David LaGrand was born in Grand Rapids and graduated from Calvin College and the University of Chicago Law School. After working as an Assistant Kent County Prosecutor, LaGrand formed a private law practice. LaGrand has formed several small businesses including Four Friends Coffeeshop and the Wealthy Street Bakery. In 2007, LaGrand was elected to the Grand Rapids City Commission. David lives near downtown with his wife Melissa and their four children. He is a member of Eastern Avenue Christian Reformed Church.
I became interested in solar power applications long ago, but back in the 70’s, there were good arguments against solar power: high costs, questionable durability, and the irony that the energy costs involved in creating the panels often exceeded the lifetime energy production of the panels themselves, to name a few.
In more recent years, I’ve been heavily involved in planning and analyzing wind power projects. The coast of Lake Michigan has huge potential for wind production, although wind power is only economically defensible in large scale operations.
Because of my interest in wind power, our family even went as far as to install a small wind turbine at our family cottage. The experience was fun, but served as confirmation that small wind production simply doesn’t make sense if your goal is to invest in order to reduce your own energy footprint. Those of you who want to see the math can go to my Facebook page, but the bottom line is that our turbine produces at best a .1% return on investment.
After doing current research, I realized that solar power had had recent massive shifts in costs and efficiency that suddenly made solar power more attractive. When I did the math, I realized that solar power is not merely attractive, but that a compelling case can now be made for residential investment in solar power. I now am convinced that we are primed for a huge rollout of investment in solar power, and that the primary impediment to that investment is simply that consumers don’t know how easy solar production can be for investors, whether those investors are home owners or business owners.
Solar panels have dropped massively in price in the past few years, and design and efficiency have undergone huge improvements in the past decades. In fact, panels are so reliable and proven that all major manufacturers offer long warrantees, and typically guarantee power production for twenty years.

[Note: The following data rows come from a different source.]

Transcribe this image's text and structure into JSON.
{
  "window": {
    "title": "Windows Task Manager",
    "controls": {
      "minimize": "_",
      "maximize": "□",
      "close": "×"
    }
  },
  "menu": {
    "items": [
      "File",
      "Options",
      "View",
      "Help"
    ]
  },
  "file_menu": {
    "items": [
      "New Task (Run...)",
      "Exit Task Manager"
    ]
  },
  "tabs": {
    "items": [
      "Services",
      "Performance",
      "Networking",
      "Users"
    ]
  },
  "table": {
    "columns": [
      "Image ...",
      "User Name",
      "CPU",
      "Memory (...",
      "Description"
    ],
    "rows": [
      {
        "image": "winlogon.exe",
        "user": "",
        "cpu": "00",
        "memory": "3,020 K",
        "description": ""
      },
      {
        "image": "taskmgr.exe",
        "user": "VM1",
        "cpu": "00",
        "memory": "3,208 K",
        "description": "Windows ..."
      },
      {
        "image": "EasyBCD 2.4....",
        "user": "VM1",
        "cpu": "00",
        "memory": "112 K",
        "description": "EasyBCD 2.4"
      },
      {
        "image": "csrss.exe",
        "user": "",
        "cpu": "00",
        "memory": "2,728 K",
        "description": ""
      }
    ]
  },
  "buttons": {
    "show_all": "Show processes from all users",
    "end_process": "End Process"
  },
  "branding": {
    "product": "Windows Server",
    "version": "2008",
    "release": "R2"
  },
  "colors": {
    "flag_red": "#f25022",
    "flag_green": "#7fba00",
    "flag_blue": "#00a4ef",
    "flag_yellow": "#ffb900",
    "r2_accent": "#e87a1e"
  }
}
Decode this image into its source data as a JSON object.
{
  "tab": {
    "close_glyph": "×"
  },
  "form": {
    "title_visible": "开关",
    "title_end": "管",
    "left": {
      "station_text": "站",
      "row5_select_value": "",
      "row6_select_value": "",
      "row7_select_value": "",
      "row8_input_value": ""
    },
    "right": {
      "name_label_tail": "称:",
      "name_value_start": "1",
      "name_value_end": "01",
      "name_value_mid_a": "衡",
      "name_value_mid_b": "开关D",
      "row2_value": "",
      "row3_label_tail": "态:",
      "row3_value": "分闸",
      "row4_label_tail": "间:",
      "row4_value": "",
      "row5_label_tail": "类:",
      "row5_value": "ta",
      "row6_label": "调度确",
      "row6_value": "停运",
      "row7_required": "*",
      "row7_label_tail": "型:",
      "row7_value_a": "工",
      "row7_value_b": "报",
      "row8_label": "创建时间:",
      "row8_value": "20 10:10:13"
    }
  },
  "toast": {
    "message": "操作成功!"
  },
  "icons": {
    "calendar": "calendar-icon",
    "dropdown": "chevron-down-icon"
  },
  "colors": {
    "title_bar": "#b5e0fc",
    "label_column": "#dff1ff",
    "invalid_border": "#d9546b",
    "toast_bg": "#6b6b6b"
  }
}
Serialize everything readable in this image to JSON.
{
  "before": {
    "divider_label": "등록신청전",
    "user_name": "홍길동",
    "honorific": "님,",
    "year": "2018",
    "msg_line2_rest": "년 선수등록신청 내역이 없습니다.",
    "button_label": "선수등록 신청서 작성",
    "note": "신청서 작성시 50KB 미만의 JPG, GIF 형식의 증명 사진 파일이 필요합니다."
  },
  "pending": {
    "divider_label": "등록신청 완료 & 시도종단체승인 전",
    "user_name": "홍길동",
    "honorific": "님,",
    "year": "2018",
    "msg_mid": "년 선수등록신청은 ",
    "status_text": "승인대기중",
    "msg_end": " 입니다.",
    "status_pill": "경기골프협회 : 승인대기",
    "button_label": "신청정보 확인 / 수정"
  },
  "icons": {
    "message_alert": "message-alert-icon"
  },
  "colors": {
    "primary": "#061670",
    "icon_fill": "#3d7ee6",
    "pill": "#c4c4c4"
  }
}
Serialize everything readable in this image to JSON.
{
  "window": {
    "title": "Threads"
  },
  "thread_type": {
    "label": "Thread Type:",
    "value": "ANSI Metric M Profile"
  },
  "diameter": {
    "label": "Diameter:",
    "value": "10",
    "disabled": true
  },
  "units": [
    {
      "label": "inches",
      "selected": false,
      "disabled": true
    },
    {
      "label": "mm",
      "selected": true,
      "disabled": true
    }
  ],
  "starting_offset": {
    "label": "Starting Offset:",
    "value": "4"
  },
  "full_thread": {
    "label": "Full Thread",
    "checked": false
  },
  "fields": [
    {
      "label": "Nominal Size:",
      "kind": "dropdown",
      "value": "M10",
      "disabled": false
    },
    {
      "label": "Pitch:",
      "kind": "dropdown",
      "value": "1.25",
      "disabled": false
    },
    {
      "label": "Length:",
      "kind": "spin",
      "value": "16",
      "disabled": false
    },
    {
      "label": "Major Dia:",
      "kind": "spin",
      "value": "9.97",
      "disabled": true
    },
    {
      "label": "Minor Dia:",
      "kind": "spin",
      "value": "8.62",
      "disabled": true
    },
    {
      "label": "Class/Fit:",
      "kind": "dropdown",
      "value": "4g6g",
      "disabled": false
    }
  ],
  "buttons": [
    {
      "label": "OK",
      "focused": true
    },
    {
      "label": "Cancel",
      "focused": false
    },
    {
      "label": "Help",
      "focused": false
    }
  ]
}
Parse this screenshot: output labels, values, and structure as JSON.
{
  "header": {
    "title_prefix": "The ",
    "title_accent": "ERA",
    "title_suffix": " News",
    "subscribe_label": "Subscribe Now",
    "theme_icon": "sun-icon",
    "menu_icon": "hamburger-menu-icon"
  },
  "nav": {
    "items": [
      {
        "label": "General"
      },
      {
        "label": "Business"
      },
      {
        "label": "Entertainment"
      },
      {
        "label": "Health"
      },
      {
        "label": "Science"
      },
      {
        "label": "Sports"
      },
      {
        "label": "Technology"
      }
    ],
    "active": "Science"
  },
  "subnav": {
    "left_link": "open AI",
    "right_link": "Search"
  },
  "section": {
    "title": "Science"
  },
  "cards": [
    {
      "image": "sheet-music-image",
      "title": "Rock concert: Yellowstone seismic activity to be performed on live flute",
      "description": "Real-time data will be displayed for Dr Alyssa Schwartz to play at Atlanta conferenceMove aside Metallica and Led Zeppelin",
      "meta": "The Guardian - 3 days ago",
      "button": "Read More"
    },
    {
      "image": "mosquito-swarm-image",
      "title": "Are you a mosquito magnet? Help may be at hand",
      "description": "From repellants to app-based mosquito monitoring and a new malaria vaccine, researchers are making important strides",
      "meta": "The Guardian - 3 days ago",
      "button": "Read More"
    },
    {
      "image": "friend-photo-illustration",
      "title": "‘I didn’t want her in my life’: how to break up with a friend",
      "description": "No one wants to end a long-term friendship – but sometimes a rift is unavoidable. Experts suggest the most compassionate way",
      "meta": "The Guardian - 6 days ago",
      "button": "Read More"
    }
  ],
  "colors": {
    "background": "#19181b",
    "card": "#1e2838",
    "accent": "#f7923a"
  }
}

Michigan is obviously not the best place in the world to capture solar power, but even so, we can expect the equivalent of 4-5 hours of full power per day from a solar system, allowing for snow and cloudy days.
The most conservative way to price solar power as a consumer is to compare the power produced as though equivalent in price to power bought from the power company. This is a real comparison in some sense, because you can sell solar energy at the price (about 12 cents per kilowatt hour). In Grand Rapids, Consumers Energy is our supplier. It is quite easy to go to their website, find the form, and sign up for an interconnection agreement. That agreement allows the customer to get a bidirectional meter, and then at times when the sun is shinning and you aren’t using the power, the meter rolls backwards and you get one-for-one credit on your monthly bill. When you’re using power, you simply use your own solar power.
Costs change all the time on solar projects, always in the right direction. As of now (Feb. 2011), here is the rough cost vs. income analysis on a 6 kilowatt installation.
Panels (235 W) $2.00 per watt
Rails to install on roof 30¢ per watt
Inverter 50¢ per watt
Electrician 50¢ per watt
Roofer 20¢ per watt
Total Cost = $3.50 per watt
Less 30% federal tax credit: net cost $2.45 per watt
System Output = 4 watt hours per day per installed watt x 365 days
=1460 watt/hrs per year
=1.5 kw/hr per year per installed watt
Approximately 7 ½ % return on investment
A few notes:
a) This analysis assumes good placement on an unshaded south facing roof
b) The federal tax credit is immediate, so comes off the bottom line cost of installation and is east to document
c) Installation: Solar systems are not hard to install. Don’t listen to anyone who wants to make the process hard or mysterious so they can inflate these costs by selling you a “package.”
Any competent roofer can install solar panels quickly and cheaply. Usually two workers take about a day to put a system up.
Any competent electrician can hook the panels up to your electrical panel. These are the only two contractors you need, and with a couple of phone calls, you can hire them yourself. If you’re in the Grand Rapids area, I used Willink Construction and Ardmore Electric, so they know how to install a system now.
One final note: CELEBRATE! Unless you’ve been living under a rock, you should know that the benefits of solar power vastly exceed the conservative analysis I just supplied. Global warming is real. West Michigan electricity comes from coal. This is imported, poisons the air and water, and is finite. The true cost of coal power is far more than the 12¢ per kilowatt we pay on our bills.
The 9 kilowatts our family has installed make us net producers of electricity. Of course, once we get our electric car that will change, but by then I plan to have a least another 8 kilowatts on the roof.